**Problem to work on:** Find the word "icon" in the data. Return every line where it appears.

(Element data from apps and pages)
|---|
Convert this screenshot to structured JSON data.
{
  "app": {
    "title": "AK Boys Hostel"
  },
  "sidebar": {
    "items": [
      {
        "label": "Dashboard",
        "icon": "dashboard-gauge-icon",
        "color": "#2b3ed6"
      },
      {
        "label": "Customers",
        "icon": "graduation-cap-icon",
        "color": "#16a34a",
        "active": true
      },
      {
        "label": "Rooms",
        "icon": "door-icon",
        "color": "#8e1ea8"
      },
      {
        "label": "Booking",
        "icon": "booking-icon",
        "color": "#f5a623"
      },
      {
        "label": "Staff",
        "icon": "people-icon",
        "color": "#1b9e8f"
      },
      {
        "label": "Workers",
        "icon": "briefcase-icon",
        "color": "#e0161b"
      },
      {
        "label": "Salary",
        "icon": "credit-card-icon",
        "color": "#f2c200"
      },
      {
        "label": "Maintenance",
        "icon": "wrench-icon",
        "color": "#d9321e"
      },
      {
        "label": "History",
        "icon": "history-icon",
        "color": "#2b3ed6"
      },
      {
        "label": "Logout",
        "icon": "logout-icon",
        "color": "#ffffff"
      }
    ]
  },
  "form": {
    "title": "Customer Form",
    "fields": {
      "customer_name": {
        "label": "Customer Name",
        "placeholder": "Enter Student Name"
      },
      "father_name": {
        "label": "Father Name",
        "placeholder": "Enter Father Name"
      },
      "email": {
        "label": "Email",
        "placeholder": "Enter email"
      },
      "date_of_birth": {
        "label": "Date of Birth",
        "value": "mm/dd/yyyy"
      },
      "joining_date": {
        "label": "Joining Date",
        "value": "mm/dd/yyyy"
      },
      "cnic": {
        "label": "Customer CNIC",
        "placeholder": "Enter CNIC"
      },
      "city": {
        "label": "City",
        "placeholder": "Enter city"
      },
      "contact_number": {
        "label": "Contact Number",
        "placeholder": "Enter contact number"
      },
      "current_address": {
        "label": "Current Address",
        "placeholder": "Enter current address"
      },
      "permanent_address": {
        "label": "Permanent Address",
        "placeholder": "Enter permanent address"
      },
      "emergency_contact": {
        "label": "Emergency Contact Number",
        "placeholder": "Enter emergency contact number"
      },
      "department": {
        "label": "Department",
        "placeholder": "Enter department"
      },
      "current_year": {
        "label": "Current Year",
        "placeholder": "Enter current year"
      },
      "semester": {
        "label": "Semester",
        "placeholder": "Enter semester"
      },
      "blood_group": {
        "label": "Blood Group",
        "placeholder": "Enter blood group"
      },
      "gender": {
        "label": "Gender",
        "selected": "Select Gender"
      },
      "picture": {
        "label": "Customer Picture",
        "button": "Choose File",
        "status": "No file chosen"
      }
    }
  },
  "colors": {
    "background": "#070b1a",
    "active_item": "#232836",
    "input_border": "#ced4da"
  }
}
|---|
**Task output:**
        "icon": "dashboard-gauge-icon",
        "icon": "graduation-cap-icon",
        "icon": "door-icon",
        "icon": "booking-icon",
        "icon": "people-icon",
        "icon": "briefcase-icon",
        "icon": "credit-card-icon",
        "icon": "wrench-icon",
        "icon": "history-icon",
        "icon": "logout-icon",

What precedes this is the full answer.